Road Trip! Two Maps for Living in 70°F Comfort Every Day of the Year

America's interstate system is the path toward year-round temperature comfort.

Want to go to a place where every day is warm, but not too warm? Well, you'll have to chase that perfect day.

Brian Brettschneider, a climatologist, has put together an interesting post that visualizes how a (subjectively) perfect day moves and where you need to drive in order to find it throughout the year. He even provides a road map, so those wishing to chase the optimal day can.

"Imagine that you really like days where the high temperature is 70°F and you wanted to plan a road trip where the temperature always hovers around 70°F," he writes in his blog. "Well, I have done the planning for you."

The data supporting this road map comes from the daily “normal” high temperatures from the National Centers for Environmental Information and Environment Canada. The trek takes you through a good portion of the United States, across Canada, and to Alaska. The total distance of this yearlong journey is estimated at 13,235-miles.

If you're looking to stay just in the United States, Brettschneider created a map for that as well. The end result is a shorter 9,125-mile hike.

Another map he made also shows the progression between national local stations where the normal daily high temperature is 70°F at different days in the year. It looks like a bunch of red dots migrating north for the summer and coming back down south for the winter:

However, this map may change in the coming years due to climate change — a fact Brettschneider displays on his Twitter feed.

What a difference a year makes. Lakes frozen over in 2014 but ducks swimming on same date this year. @akwx

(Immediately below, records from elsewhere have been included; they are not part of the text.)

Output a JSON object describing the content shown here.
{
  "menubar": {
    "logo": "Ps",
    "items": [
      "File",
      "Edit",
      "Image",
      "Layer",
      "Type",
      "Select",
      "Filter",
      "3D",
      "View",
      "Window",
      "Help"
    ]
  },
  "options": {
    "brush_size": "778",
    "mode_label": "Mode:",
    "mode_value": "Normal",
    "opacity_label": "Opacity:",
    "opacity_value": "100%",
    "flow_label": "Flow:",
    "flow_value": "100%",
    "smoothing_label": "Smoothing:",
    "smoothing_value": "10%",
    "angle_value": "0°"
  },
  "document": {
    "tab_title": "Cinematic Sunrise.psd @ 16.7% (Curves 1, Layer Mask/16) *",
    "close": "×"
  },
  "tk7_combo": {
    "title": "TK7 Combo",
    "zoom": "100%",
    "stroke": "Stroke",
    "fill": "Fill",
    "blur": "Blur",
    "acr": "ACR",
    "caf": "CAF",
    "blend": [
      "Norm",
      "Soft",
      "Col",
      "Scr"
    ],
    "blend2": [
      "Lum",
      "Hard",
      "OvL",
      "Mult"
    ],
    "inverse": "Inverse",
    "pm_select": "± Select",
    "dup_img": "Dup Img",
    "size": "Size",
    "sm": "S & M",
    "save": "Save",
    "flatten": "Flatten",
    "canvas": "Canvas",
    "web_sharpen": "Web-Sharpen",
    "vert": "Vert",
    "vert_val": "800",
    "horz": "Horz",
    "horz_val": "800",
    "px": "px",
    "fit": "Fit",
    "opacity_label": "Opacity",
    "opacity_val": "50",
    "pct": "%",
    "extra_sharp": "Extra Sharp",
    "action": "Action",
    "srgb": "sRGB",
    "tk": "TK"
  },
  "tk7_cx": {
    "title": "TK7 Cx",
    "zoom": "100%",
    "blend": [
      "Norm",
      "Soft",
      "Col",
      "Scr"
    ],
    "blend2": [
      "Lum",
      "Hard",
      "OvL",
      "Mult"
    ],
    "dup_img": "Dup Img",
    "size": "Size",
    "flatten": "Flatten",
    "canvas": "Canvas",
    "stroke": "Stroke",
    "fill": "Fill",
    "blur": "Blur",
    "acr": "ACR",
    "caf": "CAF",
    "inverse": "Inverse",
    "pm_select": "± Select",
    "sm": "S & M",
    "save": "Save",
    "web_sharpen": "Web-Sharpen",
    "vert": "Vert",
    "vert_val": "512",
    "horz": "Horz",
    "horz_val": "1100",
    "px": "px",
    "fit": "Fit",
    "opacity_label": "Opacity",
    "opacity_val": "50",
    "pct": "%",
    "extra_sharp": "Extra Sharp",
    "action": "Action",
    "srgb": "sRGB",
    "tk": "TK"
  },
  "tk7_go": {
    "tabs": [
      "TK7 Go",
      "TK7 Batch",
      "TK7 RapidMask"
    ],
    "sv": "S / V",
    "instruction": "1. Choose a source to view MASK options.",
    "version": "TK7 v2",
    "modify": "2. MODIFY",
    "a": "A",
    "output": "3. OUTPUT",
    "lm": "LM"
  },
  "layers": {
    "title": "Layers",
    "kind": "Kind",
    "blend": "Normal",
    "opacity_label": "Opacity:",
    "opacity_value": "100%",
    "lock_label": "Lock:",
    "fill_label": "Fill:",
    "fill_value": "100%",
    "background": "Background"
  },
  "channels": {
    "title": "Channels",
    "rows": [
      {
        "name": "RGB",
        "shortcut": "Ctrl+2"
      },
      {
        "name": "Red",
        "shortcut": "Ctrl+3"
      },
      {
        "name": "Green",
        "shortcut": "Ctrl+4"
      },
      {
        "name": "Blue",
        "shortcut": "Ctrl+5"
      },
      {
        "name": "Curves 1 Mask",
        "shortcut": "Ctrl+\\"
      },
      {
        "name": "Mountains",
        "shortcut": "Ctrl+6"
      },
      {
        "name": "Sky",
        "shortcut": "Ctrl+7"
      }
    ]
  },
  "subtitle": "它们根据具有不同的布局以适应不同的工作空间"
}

— Brian Brettschneider (@Climatologist49) October 23, 2015

​There are two kinds of failure – but only one is honorable

Malcolm Gladwell teaches "Get over yourself and get to work" for Big Think Edge.

Big Think Edge
  • Learn to recognize failure and know the big difference between panicking and choking.
  • At Big Think Edge, Malcolm Gladwell teaches how to check your inner critic and get clear on what failure is.
  • Subscribe to Big Think Edge before we launch on March 30 to get 20% off monthly and annual memberships.
Keep reading Show less

Is this why time speeds up as we age?

We take fewer mental pictures per second.

(MPH Photos/giphy/yShutterstock/Big Think)
Mind & Brain
  • Recent memories run in our brains like sped-up old movies.
  • In childhood, we capture images in our memory much more quickly.
  • The complexities of grownup neural pathways are no match for the direct routes of young brains.
Keep reading Show less

New alternative to Trump's wall would create jobs, renewable energy, and increase border security

A consortium of scientists and engineers have proposed that the U.S. and Mexico build a series of guarded solar, wind, natural gas and desalination facilities along the entirety of the border.

Credit: Purdue University photo/Jorge Castillo Quiñones
Politics & Current Affairs
  • The proposal was recently presented to several U.S. members of Congress.
  • The plan still calls for border security, considering all of the facilities along the border would be guarded and connected by physical barriers.
  • It's undoubtedly an expensive and complicated proposal, but the team argues that border regions are ideal spots for wind and solar energy, and that they could use the jobs and fresh water the energy park would create.
Keep reading Show less

Why are so many objects in space shaped like discs?

It's one of the most consistent patterns in the unviverse. What causes it?

  • Spinning discs are everywhere – just look at our solar system, the rings of Saturn, and all the spiral galaxies in the universe.
  • Spinning discs are the result of two things: The force of gravity and a phenomenon in physics called the conservation of angular momentum.
  • Gravity brings matter together; the closer the matter gets, the more it accelerates – much like an ice skater who spins faster and faster the closer their arms get to their body. Then, this spinning cloud collapses due to up and down and diagonal collisions that cancel each other out until the only motion they have in common is the spin – and voila: A flat disc.